A tragic father who lost his conscript son to Vladimir Putin’s war in Ukraine has accused the Kremlin dictator of being a traitor to Russia for killing or maiming up to 100,000 servicemen.
Dmitry Shkrebets, 44, accused Russia’s president and his commanders of ‘murdering’ his son through their incompetence and rule-breaking, and then challenged Russia’s FSB intelligence service to arrest him for claiming that Putin had “betrayed” him.
Shkrebets lost his 20-year-old son Yevgeny on the cruiser Moskva – the flagship of Russia’s Black Sea Naval Fleet which was sunk by Ukrainian missiles earlier in the war.
But he went ballistic earlier this week after Putin’s fake encounter with supposed mothers of soldiers who lost their lives on the front lines in Ukraine.
The grieving father hit out at Putin who he says was avoiding parents who truly suffered untold grief during the war amid the loss of their sons, and dared the Russian secret service to do something about his blast.
Writing on social media, Shkrebets said: “Mr. President, allow me to introduce to you the mothers and fathers of the soldiers and sailors killed.
‘You haven’t seen REAL mothers and fathers! Why are you putting on this cheap show?
“Putin is no longer my president. I don’t believe this man, he betrayed me.
“I consider him a hypocrite and a traitor to my country.”
‘So print it in your newspapers – I’m waiting for the representatives of the commission of inquiry [FSB]. Come on guys [give a summons] to the father of a son murdered by the incompetent leadership of your superiors… do you still have honest officers there?
“Shame on the fatherland,” he wrote.
Yevgeny Shkrebets, 20, was killed when Ukraine sank a Russian warship in April
Dmitry Shkrebets, 44 (L), poses with his son Yevgeny. The father accused the Russian president and his commanders of ‘murdering’ his son through their incompetence and violation of the rules
The cruiser Moskva is pictured leaving Sevastopol, the headquarters of Russia’s Black Sea Fleet, days before it was sunk by Ukrainian missiles in April
Putin is pictured earlier this week at a meeting with women who were believed to be the mothers of Russian soldiers killed in Ukraine
Shkrebets then challenged members of the Russian military leadership to appear on television to be confronted by the relatives of those who perished.
“Believe me, it would be an unforgettable sight,” he said.
“I’m not thinking of meeting the president. He does not care about us, people who want to make him understand reality….
“I am waiting for a worthy person in the next elections in Russia, for whom I can vote.”
Shkrebets’ son was on board the Moskva when it sank on April 14 after being hit by a Ukrainian missile attack.
Yevgeny was one of 17 that Russian officials admitted to having died in the sinking that led Putin to fire fleet commander Vice Admiral Igor Osipov.
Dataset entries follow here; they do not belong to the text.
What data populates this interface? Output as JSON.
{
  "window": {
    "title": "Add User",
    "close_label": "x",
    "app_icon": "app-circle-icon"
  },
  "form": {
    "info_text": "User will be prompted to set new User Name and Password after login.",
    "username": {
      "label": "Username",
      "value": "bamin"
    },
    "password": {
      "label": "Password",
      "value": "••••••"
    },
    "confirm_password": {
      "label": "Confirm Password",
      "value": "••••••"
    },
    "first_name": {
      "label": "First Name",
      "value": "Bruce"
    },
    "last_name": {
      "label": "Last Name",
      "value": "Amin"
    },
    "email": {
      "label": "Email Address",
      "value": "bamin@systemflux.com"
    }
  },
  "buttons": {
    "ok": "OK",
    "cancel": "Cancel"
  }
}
This happened despite Putin’s promises that there would be no conscripts sent into the conflict.
For months, the father has demanded proper dialogue with commanders over the sinking and has also spoken out against the entry into force of draconian new laws on December 1 which seek to prevent almost any public discussion of the war and the deployment. Russian forces.
She will prevent the Mothers’ Council – a new militant organization created by mothers of soldiers sent to the front – from publicly demanding the return of their poorly trained and ill-equipped men from the war zone.
In staged propaganda, Vladimir Putin staged a mock meeting of women posing as wives and mothers of Russian servicemen earlier this week
Olga Tsukanova, 46, mother of a missing conscript and founder of a new Council of Mothers and Wives, confronts Vladimir Putin, demanding answers over the war with Ukraine
A leader of the group is Olga Tsukanova, 46, from Samara, whose son, 20, is lost after being mobilized.
She had previously revealed that the mothers faced intrusive surveillance from Putin’s spies for opposing his war.
The new laws “will prohibit us – mothers and wives – from speaking out against all violations concerning conscripts and conscripts,” a statement from the council said.
“Neither the fighters themselves nor their relatives will be able to demand that their rights to adequate equipment and the provision of everything necessary be respected.”
They warned: “All crimes such as theft, negligence, leaving…soldiers to their fate…can go unpunished and hidden from the people due to the fact that it is now simply forbidden by law to [discuss] their.’
She cowardly taunted Putin for not meeting real mothers personally affected by the war.
The group he met last week included loyalist officials or party hacks, including a woman Nadezhda Uzanova, from Abakan, who had previously sung the Russian national anthem in Red Square alongside him after formally annexing illegally invaded regions of Ukraine as Kremlin territory.
Today it was revealed that the council’s VK social media account has been blocked as the Putin regime gags the organization which has carried out protests against his chaotic mobilization campaign and the use of live flesh cannon.
Yet there are signs that Russians are increasingly speaking out about the war, despite the enormous risks of speaking out.
According to Western estimates, Putin’s war left more than 100,000 Russian servicemen dead and wounded.